Building a hotel is a complex process that requires careful planning and budgeting. One of the most critical aspects of hotel construction is understanding the costs involved. In this blog post, we will discuss the hotel construction costs you should expect when budgeting for a new hotel project.
Land Acquisition and Site Preparation
Before construction can begin, the land must be acquired and prepared for building. This process includes site surveys, zoning studies, and permits. The cost of land acquisition and site preparation can vary significantly depending on the location and size of the project. In some cases, site preparation may involve significant earthwork, such as excavation or grading, which can add to the cost.
Design and Engineering

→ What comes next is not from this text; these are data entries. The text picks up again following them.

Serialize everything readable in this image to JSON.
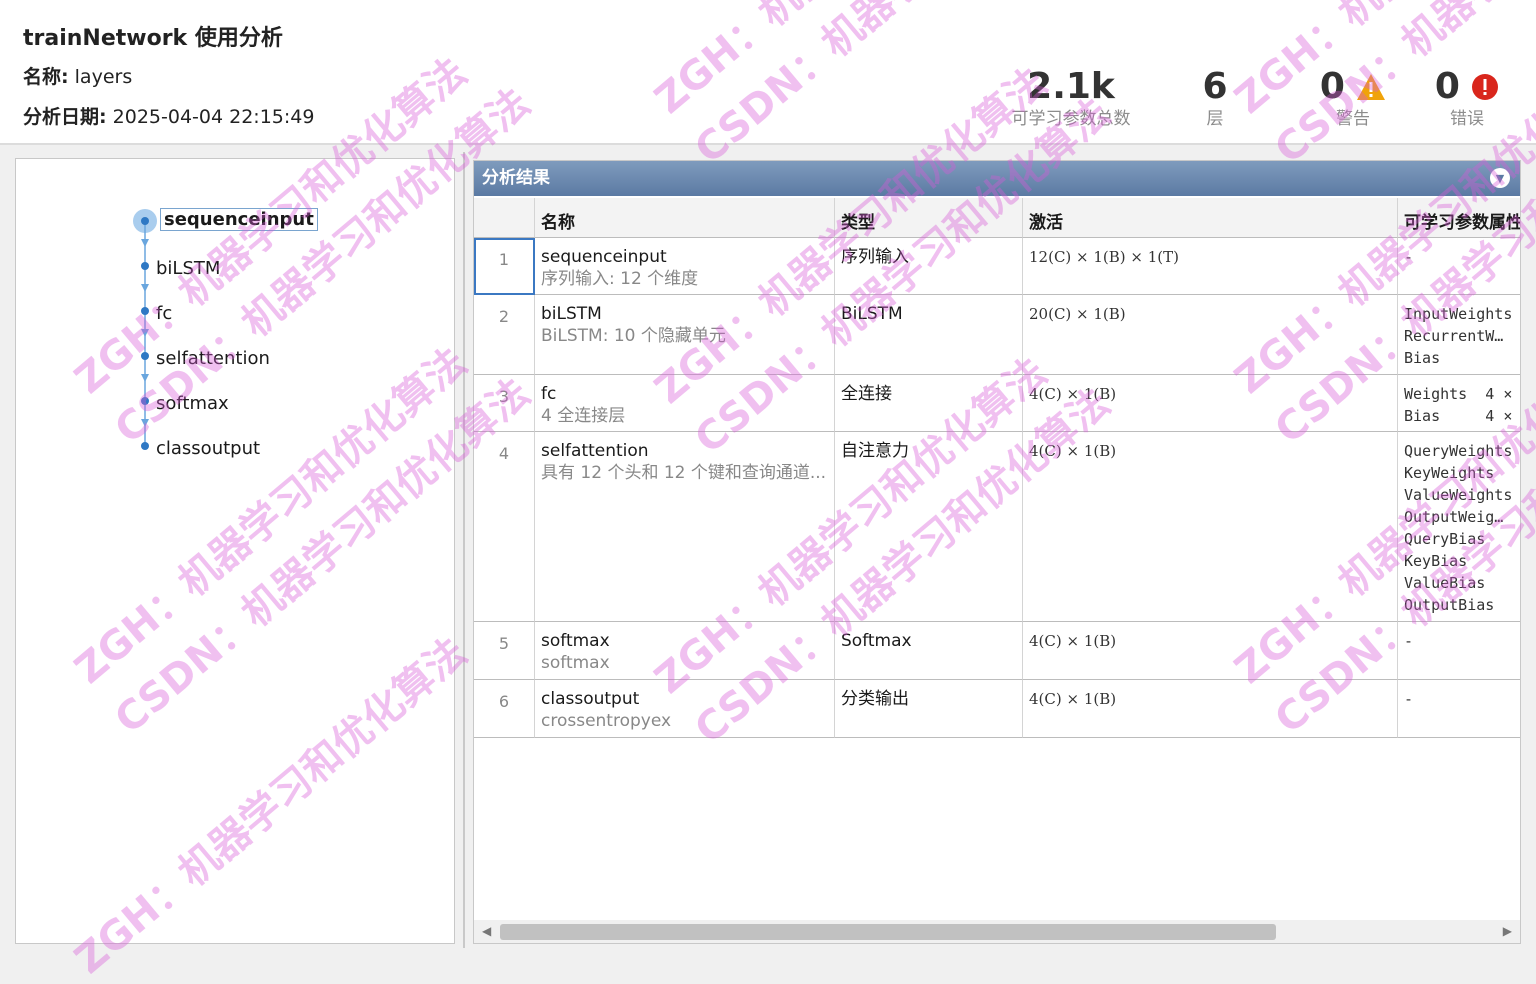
{
  "header": {
    "title": "trainNetwork 使用分析",
    "name_label": "名称:",
    "name_value": "layers",
    "date_label": "分析日期:",
    "date_value": "2025-04-04 22:15:49",
    "metrics": [
      {
        "value": "2.1k",
        "label": "可学习参数总数"
      },
      {
        "value": "6",
        "label": "层"
      },
      {
        "value": "0",
        "label": "警告",
        "icon": "warning-triangle-icon",
        "color": "#f0a30a"
      },
      {
        "value": "0",
        "label": "错误",
        "icon": "error-circle-icon",
        "color": "#d9261c"
      }
    ]
  },
  "graph": {
    "selected": "sequenceinput",
    "nodes": [
      "sequenceinput",
      "biLSTM",
      "fc",
      "selfattention",
      "softmax",
      "classoutput"
    ],
    "accent": "#2e78c4"
  },
  "results": {
    "title": "分析结果",
    "columns": [
      "",
      "名称",
      "类型",
      "激活",
      "可学习参数属性"
    ],
    "rows": [
      {
        "index": "1",
        "name": "sequenceinput",
        "desc": "序列输入: 12 个维度",
        "type": "序列输入",
        "activation": "12(C) × 1(B) × 1(T)",
        "learnables": "-"
      },
      {
        "index": "2",
        "name": "biLSTM",
        "desc": "BiLSTM: 10 个隐藏单元",
        "type": "BiLSTM",
        "activation": "20(C) × 1(B)",
        "learnables": "InputWeights\nRecurrentW…\nBias"
      },
      {
        "index": "3",
        "name": "fc",
        "desc": "4 全连接层",
        "type": "全连接",
        "activation": "4(C) × 1(B)",
        "learnables": "Weights  4 ×\nBias     4 ×"
      },
      {
        "index": "4",
        "name": "selfattention",
        "desc": "具有 12 个头和 12 个键和查询通道...",
        "type": "自注意力",
        "activation": "4(C) × 1(B)",
        "learnables": "QueryWeights\nKeyWeights\nValueWeights\nOutputWeig…\nQueryBias\nKeyBias\nValueBias\nOutputBias"
      },
      {
        "index": "5",
        "name": "softmax",
        "desc": "softmax",
        "type": "Softmax",
        "activation": "4(C) × 1(B)",
        "learnables": "-"
      },
      {
        "index": "6",
        "name": "classoutput",
        "desc": "crossentropyex",
        "type": "分类输出",
        "activation": "4(C) × 1(B)",
        "learnables": "-"
      }
    ]
  },
  "watermark": {
    "line1": "ZGH：机器学习和优化算法",
    "line2": "CSDN：机器学习和优化算法",
    "color": "#d75ad7"
  }
}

The design and engineering phase of a hotel construction project involves creating plans and specifications for the building. This phase includes hiring an architect and engineering consultants, who will work together to develop detailed plans for the building’s structural, mechanical, electrical, and plumbing systems. The cost of design and engineering can vary depending on the complexity of the project and the fees charged by the consultants.
Construction Materials and Labor
The cost of construction materials and labor is one of the most significant expenses in hotel construction. This includes the cost of concrete, steel, lumber, roofing materials, and other building materials. The cost of labor includes the wages and benefits paid to the construction workers and contractors who build the hotel. The cost of construction materials and labor can vary significantly depending on the location of the project and the complexity of the building.
Mechanical, Electrical, and Plumbing (MEP) Systems
MEP systems are an essential part of any hotel construction project, and they can add significantly to the cost. MEP systems include heating, ventilation, and air conditioning (HVAC) systems, electrical systems, and plumbing systems. These systems must be designed to meet the needs of the hotel and comply with local building codes. The cost of MEP systems can vary depending on the size and complexity of the building.
Furniture, fixtures, and equipment are another significant expense in hotel construction. FF&E includes the furniture, bedding, linens, and other items that are necessary for the hotel’s operation. The cost of FF&E can vary depending on the quality and quantity of items purchased. Luxury hotels may require more expensive and high-end FF&E, which can add significantly to the cost.
Finally, it is essential to budget for a contingency fund. A contingency fund is a reserve of funds that can be used to cover unexpected expenses that may arise during construction. This can include changes to the design, unexpected site conditions, or delays in construction. The contingency fund should be at least 5-10% of the total project cost.
In conclusion, building a hotel is a complex and costly process that requires careful planning and budgeting. Understanding the costs involved in hotel construction is essential to develop a realistic budget and avoid cost overruns. Land acquisition and site preparation, design and engineering, construction materials and labor, MEP systems, FF&E, and contingency funds are all significant expenses to consider when budgeting for a new hotel project. By understanding these costs, hotel developers can make informed decisions and ensure the success of their project.